So even though your mortgage payments are technically due on the first each month, you can pay as late as the 15th every month without any kind of penalty.
No late fees, no credit report dings, no issues whatsoever.
This is known as the “mortgage grace period,” similar to other grace periods you see with all types of other loans.
Some “savvy” consumers may even set up automatic payments to be sent mid-month, instead of paying on the first to maximize their cash flow.
But this can be a dangerous game, especially if your mortgage payment doesn’t make it to the servicer on time, for whatever reason.
Nowadays, this may be less of a problem thanks to speedy and generally reliable online payments, but it’s still a risk not worth taking.
The loan servicer may also harass you if you consistently pay late into the grace period.
If you play this “pay at the last minute game” each month, you could eventually get burned and wind up paying a mortgage late fee.
These fees can vary, but are often pretty steep. We’re not talking a $20 late fee and a slap on the wrist.
We’re talking a percentage of the mortgage payment, such as 5%. So if your monthly mortgage payment is $3,000 a month, that’s $150 smackers.
And if you wait too long to make a payment, typically 30+ days beyond the due date, it could eventually be reported to the credit bureaus as a late payment, which will really hurt.
The result could be a substantial credit score ding, and greater difficulty obtaining subsequent mortgages in the future, a major issue if you need/want to refinance your home loan for some reason.
Or if you want to buy more real estate in the near future.
After all, lenders aren’t too fond of homeowners who don’t make their mortgage payments on time.
Okay, so we know paying late isn’t too smart, but what about paying the mortgage before the due date?
You might be thinking, “Hey, I can save money on interest if I make my payments on the 20th or 25th of each month, instead of the first of the next month.”
Not the case. Your loan servicer may accept payment on that date, but it won’t mean you’ll pay less interest.
The interest is already figured out for the month using the previous month’s balance, so it doesn’t matter if you pay a few days early.
This differs from credit cards and other types of loans, such as HELOCs, where the interest is calculated daily.
If you actually want to pay less in interest on a traditional mortgage, you need to make extra payments to principal.
So if you pay an additional $100 on top of your monthly mortgage payment, your loan balance will be $100 lower for the subsequent month, and that means less interest paid over the life of the loan.
This will also reduce the loan term, meaning your mortgage will be paid off in less time.
Just note that the monthly mortgage payment will stay the same, regardless of whether you make larger payments for a few months here and there.
Tip: Be careful when making extra principal payments. If you send in a payment that is below the monthly mortgage payment, such as two smaller biweekly payments, even if they exceed the total amount due, they may not be credited properly.
Lastly, let’s talk about how to make a mortgage payment to your loan servicer.
First things first, note that I said loan servicer, not lender or broker or any other entity.

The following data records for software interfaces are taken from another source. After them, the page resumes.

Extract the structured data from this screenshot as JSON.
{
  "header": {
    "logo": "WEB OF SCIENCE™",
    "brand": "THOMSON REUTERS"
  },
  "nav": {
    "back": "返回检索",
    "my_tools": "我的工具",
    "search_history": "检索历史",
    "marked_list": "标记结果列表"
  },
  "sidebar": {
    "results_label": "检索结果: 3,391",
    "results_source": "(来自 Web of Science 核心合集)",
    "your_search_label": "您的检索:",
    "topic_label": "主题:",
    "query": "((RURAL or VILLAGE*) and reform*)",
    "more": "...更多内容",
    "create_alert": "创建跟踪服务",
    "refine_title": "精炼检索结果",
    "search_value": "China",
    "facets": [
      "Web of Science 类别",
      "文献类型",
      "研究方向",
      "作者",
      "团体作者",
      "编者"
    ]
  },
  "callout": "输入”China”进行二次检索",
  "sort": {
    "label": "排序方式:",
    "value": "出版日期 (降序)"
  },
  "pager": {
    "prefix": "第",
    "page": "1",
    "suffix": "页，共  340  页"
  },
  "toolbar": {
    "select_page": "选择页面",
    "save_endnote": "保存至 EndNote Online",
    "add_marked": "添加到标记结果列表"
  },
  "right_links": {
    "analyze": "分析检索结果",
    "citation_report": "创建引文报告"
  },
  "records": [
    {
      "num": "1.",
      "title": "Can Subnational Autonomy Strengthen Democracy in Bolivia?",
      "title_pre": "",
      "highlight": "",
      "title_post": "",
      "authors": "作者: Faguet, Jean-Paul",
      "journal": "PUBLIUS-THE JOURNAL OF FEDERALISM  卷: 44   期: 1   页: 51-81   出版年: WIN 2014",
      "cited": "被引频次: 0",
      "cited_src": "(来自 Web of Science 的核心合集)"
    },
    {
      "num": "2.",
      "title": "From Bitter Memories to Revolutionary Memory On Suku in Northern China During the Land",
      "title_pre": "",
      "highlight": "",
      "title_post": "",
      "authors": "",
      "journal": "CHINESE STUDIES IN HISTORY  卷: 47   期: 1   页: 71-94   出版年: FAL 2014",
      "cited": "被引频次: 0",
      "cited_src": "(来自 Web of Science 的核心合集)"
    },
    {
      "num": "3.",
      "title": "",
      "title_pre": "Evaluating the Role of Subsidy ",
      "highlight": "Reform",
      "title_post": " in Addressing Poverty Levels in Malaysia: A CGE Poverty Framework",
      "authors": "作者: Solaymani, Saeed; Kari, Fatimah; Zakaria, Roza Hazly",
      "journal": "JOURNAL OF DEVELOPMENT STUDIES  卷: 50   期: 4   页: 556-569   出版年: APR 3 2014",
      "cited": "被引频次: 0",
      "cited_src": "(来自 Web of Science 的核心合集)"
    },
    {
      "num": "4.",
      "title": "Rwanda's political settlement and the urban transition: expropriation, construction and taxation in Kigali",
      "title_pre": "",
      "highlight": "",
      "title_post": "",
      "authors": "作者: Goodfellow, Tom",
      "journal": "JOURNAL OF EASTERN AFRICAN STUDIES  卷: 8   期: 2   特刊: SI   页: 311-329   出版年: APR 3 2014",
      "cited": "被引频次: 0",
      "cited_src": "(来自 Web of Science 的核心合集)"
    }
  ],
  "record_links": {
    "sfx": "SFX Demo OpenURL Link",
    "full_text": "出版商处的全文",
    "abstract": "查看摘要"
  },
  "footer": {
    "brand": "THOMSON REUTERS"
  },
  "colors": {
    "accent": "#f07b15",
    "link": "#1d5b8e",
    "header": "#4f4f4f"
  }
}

The “loan servicer” is the company that actually collects your mortgage payment each month, and may not be the individual or company that originated your loan.
So pay close attention to who this is, and note that mortgage loans are often transferred from one servicer to another, especially shortly after closing.
In terms of paying, we see from the graphic above (from the Mortgage Bankers Association) that lists the most common ways to pay a mortgage.
The top three are auto-pay, via the servicer website, and by mail.
Less common ways are in-branch, wire transfer, phone pay, and other means, which probably includes paying the mortgage with a credit card.
In summary, speak with your loan servicer once you take out your mortgage to ensure your payments are processed properly. Rules vary and it’s best to get all the answers straight from the horse’s mouth.